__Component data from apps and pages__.
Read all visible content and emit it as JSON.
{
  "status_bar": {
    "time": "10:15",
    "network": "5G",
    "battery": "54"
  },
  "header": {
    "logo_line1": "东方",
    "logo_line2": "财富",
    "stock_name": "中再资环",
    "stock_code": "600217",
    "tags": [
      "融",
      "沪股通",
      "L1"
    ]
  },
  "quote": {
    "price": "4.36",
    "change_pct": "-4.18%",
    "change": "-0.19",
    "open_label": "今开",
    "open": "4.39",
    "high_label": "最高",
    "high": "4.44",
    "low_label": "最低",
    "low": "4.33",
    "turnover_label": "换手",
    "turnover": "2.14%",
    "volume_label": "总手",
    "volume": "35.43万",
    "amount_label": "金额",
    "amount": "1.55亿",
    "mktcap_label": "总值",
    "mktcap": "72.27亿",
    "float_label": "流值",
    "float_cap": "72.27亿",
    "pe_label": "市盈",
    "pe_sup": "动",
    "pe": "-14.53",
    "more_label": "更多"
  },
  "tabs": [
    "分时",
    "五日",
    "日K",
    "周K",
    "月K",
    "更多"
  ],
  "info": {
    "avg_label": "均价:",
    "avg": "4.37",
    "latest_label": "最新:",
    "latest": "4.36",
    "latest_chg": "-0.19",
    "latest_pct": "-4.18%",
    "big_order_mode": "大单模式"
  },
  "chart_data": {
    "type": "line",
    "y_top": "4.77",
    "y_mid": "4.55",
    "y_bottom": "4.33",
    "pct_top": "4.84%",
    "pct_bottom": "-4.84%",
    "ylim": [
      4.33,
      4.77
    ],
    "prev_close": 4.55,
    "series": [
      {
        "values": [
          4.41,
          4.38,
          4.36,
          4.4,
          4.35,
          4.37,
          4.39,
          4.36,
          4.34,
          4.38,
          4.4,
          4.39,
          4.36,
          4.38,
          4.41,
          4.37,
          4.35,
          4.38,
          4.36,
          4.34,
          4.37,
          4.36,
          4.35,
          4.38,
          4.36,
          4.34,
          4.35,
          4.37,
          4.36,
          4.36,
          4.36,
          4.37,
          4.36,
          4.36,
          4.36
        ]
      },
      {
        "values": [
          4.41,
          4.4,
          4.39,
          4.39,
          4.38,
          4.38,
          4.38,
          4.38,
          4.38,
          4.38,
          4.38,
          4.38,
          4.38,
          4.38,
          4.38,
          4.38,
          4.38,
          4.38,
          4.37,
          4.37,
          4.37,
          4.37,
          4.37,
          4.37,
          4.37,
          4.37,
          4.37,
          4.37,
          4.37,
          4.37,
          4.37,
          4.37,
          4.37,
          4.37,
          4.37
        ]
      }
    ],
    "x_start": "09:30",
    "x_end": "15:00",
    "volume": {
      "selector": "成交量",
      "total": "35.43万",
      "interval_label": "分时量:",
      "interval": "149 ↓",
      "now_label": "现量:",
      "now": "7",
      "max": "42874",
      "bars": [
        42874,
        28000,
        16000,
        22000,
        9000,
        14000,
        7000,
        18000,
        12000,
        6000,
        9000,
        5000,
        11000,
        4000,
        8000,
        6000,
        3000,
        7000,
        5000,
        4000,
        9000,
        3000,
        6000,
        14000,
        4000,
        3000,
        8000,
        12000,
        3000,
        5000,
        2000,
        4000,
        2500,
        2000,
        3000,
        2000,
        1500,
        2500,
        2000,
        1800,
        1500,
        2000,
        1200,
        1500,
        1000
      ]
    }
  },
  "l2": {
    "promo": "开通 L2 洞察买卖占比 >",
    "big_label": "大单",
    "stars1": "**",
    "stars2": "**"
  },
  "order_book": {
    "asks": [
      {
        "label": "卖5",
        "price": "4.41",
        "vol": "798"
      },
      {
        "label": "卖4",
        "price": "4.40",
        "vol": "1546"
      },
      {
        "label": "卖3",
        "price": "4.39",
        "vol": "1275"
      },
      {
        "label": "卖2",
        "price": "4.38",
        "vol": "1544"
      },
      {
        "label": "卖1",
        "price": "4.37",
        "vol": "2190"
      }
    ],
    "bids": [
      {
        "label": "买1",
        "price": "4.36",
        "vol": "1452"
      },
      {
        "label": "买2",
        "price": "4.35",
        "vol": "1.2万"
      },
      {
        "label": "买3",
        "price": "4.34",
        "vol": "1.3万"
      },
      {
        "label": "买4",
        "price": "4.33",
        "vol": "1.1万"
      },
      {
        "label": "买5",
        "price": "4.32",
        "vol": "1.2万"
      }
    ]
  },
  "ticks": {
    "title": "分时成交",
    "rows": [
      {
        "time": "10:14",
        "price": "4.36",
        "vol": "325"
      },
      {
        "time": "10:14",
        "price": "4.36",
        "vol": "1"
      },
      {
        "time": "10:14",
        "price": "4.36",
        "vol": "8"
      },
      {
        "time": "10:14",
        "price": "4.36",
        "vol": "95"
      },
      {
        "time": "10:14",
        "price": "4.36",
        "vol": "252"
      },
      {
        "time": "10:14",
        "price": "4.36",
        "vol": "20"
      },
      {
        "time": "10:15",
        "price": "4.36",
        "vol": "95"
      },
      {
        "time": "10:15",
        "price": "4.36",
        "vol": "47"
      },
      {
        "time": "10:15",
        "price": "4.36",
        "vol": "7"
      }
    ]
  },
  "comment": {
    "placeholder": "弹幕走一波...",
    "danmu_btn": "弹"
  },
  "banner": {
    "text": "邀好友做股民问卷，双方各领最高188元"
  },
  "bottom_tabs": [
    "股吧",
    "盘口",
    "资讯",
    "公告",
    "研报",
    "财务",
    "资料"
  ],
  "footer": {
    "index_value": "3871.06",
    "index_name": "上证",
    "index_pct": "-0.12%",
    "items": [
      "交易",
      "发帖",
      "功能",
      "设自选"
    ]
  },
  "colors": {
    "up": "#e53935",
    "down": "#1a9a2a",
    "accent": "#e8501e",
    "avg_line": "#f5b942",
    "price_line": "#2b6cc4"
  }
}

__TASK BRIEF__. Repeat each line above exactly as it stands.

__ANSWER AREA__.
Read all visible content and emit it as JSON.
{
  "status_bar": {
    "time": "10:15",
    "network": "5G",
    "battery": "54"
  },
  "header": {
    "logo_line1": "东方",
    "logo_line2": "财富",
    "stock_name": "中再资环",
    "stock_code": "600217",
    "tags": [
      "融",
      "沪股通",
      "L1"
    ]
  },
  "quote": {
    "price": "4.36",
    "change_pct": "-4.18%",
    "change": "-0.19",
    "open_label": "今开",
    "open": "4.39",
    "high_label": "最高",
    "high": "4.44",
    "low_label": "最低",
    "low": "4.33",
    "turnover_label": "换手",
    "turnover": "2.14%",
    "volume_label": "总手",
    "volume": "35.43万",
    "amount_label": "金额",
    "amount": "1.55亿",
    "mktcap_label": "总值",
    "mktcap": "72.27亿",
    "float_label": "流值",
    "float_cap": "72.27亿",
    "pe_label": "市盈",
    "pe_sup": "动",
    "pe": "-14.53",
    "more_label": "更多"
  },
  "tabs": [
    "分时",
    "五日",
    "日K",
    "周K",
    "月K",
    "更多"
  ],
  "info": {
    "avg_label": "均价:",
    "avg": "4.37",
    "latest_label": "最新:",
    "latest": "4.36",
    "latest_chg": "-0.19",
    "latest_pct": "-4.18%",
    "big_order_mode": "大单模式"
  },
  "chart_data": {
    "type": "line",
    "y_top": "4.77",
    "y_mid": "4.55",
    "y_bottom": "4.33",
    "pct_top": "4.84%",
    "pct_bottom": "-4.84%",
    "ylim": [
      4.33,
      4.77
    ],
    "prev_close": 4.55,
    "series": [
      {
        "values": [
          4.41,
          4.38,
          4.36,
          4.4,
          4.35,
          4.37,
          4.39,
          4.36,
          4.34,
          4.38,
          4.4,
          4.39,
          4.36,
          4.38,
          4.41,
          4.37,
          4.35,
          4.38,
          4.36,
          4.34,
          4.37,
          4.36,
          4.35,
          4.38,
          4.36,
          4.34,
          4.35,
          4.37,
          4.36,
          4.36,
          4.36,
          4.37,
          4.36,
          4.36,
          4.36
        ]
      },
      {
        "values": [
          4.41,
          4.4,
          4.39,
          4.39,
          4.38,
          4.38,
          4.38,
          4.38,
          4.38,
          4.38,
          4.38,
          4.38,
          4.38,
          4.38,
          4.38,
          4.38,
          4.38,
          4.38,
          4.37,
          4.37,
          4.37,
          4.37,
          4.37,
          4.37,
          4.37,
          4.37,
          4.37,
          4.37,
          4.37,
          4.37,
          4.37,
          4.37,
          4.37,
          4.37,
          4.37
        ]
      }
    ],
    "x_start": "09:30",
    "x_end": "15:00",
    "volume": {
      "selector": "成交量",
      "total": "35.43万",
      "interval_label": "分时量:",
      "interval": "149 ↓",
      "now_label": "现量:",
      "now": "7",
      "max": "42874",
      "bars": [
        42874,
        28000,
        16000,
        22000,
        9000,
        14000,
        7000,
        18000,
        12000,
        6000,
        9000,
        5000,
        11000,
        4000,
        8000,
        6000,
        3000,
        7000,
        5000,
        4000,
        9000,
        3000,
        6000,
        14000,
        4000,
        3000,
        8000,
        12000,
        3000,
        5000,
        2000,
        4000,
        2500,
        2000,
        3000,
        2000,
        1500,
        2500,
        2000,
        1800,
        1500,
        2000,
        1200,
        1500,
        1000
      ]
    }
  },
  "l2": {
    "promo": "开通 L2 洞察买卖占比 >",
    "big_label": "大单",
    "stars1": "**",
    "stars2": "**"
  },
  "order_book": {
    "asks": [
      {
        "label": "卖5",
        "price": "4.41",
        "vol": "798"
      },
      {
        "label": "卖4",
        "price": "4.40",
        "vol": "1546"
      },
      {
        "label": "卖3",
        "price": "4.39",
        "vol": "1275"
      },
      {
        "label": "卖2",
        "price": "4.38",
        "vol": "1544"
      },
      {
        "label": "卖1",
        "price": "4.37",
        "vol": "2190"
      }
    ],
    "bids": [
      {
        "label": "买1",
        "price": "4.36",
        "vol": "1452"
      },
      {
        "label": "买2",
        "price": "4.35",
        "vol": "1.2万"
      },
      {
        "label": "买3",
        "price": "4.34",
        "vol": "1.3万"
      },
      {
        "label": "买4",
        "price": "4.33",
        "vol": "1.1万"
      },
      {
        "label": "买5",
        "price": "4.32",
        "vol": "1.2万"
      }
    ]
  },
  "ticks": {
    "title": "分时成交",
    "rows": [
      {
        "time": "10:14",
        "price": "4.36",
        "vol": "325"
      },
      {
        "time": "10:14",
        "price": "4.36",
        "vol": "1"
      },
      {
        "time": "10:14",
        "price": "4.36",
        "vol": "8"
      },
      {
        "time": "10:14",
        "price": "4.36",
        "vol": "95"
      },
      {
        "time": "10:14",
        "price": "4.36",
        "vol": "252"
      },
      {
        "time": "10:14",
        "price": "4.36",
        "vol": "20"
      },
      {
        "time": "10:15",
        "price": "4.36",
        "vol": "95"
      },
      {
        "time": "10:15",
        "price": "4.36",
        "vol": "47"
      },
      {
        "time": "10:15",
        "price": "4.36",
        "vol": "7"
      }
    ]
  },
  "comment": {
    "placeholder": "弹幕走一波...",
    "danmu_btn": "弹"
  },
  "banner": {
    "text": "邀好友做股民问卷，双方各领最高188元"
  },
  "bottom_tabs": [
    "股吧",
    "盘口",
    "资讯",
    "公告",
    "研报",
    "财务",
    "资料"
  ],
  "footer": {
    "index_value": "3871.06",
    "index_name": "上证",
    "index_pct": "-0.12%",
    "items": [
      "交易",
      "发帖",
      "功能",
      "设自选"
    ]
  },
  "colors": {
    "up": "#e53935",
    "down": "#1a9a2a",
    "accent": "#e8501e",
    "avg_line": "#f5b942",
    "price_line": "#2b6cc4"
  }
}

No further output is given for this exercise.